Ingenious Clean Energy made the investment through its investee company, Generation X Energy Ltd.
The anaerobic digestion plant is located on the premises of Thomas Swan, the County Durham-based, family-run specialist chemicals business. The plant, managed by Generation X, is expected to produce around 8,500MWh of electricity every year when complete -- the equivalent of powering 2,600 homes. The plant will allow Thomas Swan to reduce its reliance on and consumption of fossil fuel derived electricity by as much as 100% and heating by up to 20%. This equates to slashing their industrial energy bills by up to £60,000 every year and providing certainty of future pricing, which was Thomas Swan’s key objective for the project.
According to Ingenious Clean Energy, anaerobic digestion1 plants provide a safe, unobtrusive source of renewable energy that can be both used by its owners and sold back to the grid. The UK’s AD sector has seen a sharp uplift in investment in the last five years, although the total number of operational anaerobic digestion facilities (excluding water industry plants) stands at just 131. In Germany however, anaerobic disgesiton is a widely adopted source of renewable energy with nearly 8,000 such plants producing more than 22 million MWh of green power every year (enough to power 7 million homes) and creating an annual turnover of €7 billion.

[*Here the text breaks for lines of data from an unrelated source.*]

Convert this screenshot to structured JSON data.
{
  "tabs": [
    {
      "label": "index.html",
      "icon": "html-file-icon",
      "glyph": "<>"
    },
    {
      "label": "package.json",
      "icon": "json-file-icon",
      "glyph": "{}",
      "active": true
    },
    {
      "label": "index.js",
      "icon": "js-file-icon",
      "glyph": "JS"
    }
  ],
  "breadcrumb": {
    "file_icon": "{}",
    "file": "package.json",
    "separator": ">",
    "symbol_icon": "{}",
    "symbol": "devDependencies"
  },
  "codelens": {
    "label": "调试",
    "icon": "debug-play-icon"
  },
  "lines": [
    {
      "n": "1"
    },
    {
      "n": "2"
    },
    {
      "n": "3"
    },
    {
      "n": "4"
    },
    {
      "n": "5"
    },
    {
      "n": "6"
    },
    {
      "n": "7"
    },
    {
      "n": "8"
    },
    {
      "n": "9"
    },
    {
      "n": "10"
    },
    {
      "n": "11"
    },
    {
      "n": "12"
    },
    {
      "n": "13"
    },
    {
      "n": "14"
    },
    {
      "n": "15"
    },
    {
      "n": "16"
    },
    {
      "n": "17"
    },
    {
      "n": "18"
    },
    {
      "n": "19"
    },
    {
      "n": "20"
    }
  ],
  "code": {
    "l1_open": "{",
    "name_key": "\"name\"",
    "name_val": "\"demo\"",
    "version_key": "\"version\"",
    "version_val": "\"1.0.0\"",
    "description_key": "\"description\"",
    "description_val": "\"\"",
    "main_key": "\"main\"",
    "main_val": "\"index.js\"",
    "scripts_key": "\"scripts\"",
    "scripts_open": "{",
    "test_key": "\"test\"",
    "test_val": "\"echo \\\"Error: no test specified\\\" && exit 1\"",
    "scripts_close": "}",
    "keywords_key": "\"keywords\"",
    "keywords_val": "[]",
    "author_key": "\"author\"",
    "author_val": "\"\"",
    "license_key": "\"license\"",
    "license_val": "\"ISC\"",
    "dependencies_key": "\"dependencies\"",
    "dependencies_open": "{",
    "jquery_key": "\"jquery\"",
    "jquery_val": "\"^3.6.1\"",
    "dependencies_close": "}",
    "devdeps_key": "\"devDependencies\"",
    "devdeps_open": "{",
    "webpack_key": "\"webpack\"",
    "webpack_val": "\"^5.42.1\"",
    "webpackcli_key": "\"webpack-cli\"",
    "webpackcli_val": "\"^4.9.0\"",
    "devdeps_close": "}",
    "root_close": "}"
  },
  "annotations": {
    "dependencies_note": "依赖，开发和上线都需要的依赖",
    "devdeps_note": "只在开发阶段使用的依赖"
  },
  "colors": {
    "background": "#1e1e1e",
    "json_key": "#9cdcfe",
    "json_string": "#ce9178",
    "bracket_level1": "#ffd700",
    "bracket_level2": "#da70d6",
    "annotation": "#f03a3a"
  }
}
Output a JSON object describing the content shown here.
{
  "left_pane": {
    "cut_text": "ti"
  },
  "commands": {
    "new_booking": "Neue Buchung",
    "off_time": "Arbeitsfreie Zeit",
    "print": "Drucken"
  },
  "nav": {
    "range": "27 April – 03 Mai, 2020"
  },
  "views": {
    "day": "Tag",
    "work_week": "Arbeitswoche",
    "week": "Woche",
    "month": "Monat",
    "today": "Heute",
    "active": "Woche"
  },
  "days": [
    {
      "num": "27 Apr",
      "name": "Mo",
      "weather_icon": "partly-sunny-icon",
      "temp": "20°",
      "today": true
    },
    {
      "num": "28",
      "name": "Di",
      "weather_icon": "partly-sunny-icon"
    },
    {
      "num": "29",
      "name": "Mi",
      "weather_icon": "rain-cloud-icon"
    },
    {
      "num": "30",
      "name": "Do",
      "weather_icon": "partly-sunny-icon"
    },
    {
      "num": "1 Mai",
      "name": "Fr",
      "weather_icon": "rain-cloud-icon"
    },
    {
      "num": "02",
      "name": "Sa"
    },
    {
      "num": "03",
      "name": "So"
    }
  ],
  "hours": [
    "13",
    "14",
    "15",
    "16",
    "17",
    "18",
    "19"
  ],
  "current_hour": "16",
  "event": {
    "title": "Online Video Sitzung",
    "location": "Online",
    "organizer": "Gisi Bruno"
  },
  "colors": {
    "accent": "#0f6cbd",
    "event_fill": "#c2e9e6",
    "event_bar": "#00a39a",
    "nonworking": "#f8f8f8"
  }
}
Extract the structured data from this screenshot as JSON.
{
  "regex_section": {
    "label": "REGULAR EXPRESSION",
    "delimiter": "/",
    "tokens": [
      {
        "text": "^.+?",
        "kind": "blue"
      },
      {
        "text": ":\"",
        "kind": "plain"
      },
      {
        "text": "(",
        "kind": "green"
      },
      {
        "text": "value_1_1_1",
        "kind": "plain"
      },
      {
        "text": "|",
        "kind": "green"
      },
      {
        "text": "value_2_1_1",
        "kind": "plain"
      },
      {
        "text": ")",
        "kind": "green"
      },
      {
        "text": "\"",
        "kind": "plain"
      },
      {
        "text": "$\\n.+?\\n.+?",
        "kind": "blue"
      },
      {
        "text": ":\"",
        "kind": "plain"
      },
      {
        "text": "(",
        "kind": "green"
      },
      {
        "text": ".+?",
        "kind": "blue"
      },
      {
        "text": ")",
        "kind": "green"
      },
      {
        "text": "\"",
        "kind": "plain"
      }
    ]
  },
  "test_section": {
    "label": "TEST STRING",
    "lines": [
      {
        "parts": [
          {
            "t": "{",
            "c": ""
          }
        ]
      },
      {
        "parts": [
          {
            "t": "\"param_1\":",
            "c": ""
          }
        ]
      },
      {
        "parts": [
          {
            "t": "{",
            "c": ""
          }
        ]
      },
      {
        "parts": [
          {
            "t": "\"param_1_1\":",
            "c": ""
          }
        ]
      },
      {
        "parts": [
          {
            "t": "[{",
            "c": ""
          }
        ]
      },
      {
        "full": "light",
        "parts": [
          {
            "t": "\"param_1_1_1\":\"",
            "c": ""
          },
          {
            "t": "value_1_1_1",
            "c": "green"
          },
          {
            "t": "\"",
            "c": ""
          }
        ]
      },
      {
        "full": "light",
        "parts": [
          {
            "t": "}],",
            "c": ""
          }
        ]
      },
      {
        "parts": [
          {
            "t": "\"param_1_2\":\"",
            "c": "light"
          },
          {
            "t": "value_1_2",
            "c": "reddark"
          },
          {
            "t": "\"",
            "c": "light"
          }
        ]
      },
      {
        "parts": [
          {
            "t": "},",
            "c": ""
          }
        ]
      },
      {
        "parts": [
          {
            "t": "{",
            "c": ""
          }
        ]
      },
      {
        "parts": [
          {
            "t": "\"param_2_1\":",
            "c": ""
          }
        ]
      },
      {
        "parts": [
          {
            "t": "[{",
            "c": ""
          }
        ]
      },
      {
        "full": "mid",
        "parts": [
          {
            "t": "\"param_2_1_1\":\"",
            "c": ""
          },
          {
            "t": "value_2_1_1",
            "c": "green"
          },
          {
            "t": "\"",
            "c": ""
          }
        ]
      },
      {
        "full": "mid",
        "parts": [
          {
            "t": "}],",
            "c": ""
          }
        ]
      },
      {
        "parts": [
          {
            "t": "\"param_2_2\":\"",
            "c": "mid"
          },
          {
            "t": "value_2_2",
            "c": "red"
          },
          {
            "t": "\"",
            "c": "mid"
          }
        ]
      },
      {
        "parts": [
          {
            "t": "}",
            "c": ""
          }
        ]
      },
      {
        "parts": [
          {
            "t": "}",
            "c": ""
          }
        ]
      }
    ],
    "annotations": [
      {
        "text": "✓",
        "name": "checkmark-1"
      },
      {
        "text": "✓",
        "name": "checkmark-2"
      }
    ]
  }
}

Under the terms of the arrangement, Thomas Swan will purchase 60% of the electricity generated from Generation X through a long-term power purchase deal. The remaining 40% of the electricity will be sold to the National Grid, creating a regular return for investors of the Ingenious Energy Efficiency EIS Fund.
“As part of our commitment to exploring different and varied ways to generate returns on investments in renewable energies and energy efficiency, we are delighted to have expanded our remit to anaerobic digestion plants for the first time," said James Axtell, investment director within Ingenious Clean Energy. "Biogas generation is not seasonal or cyclical; it can be produced continually throughout the year, creating a steady return on investment for our investors."
According to Harry Swan, managing director at Thomas Swan, the new plant "will put the challenges of energy supply and costs – which have been rising rapidly -- back into our own hands, which will improve our competitiveness in global markets. We will be able to manufacture on a more sustainable basis and invest in new technologies which will help develop and expand the business.”
The Thomas Swan project is the first anaerobic digestion project to have been backed and managed by the Ingenious Clean Energy team. The investment was financed by the Ingenious Energy Efficiency EIS Fund; the cost of the installation is financed by Ingenious and will be recouped through the sale of heat and electricity to Thomas Swan under long term agreements.
- An anaerobic digestion plant breaks down farm crops, such as maize and grass silage, with anaerobic bacteria to release a biogas that is converted through an engine into heat and electricity.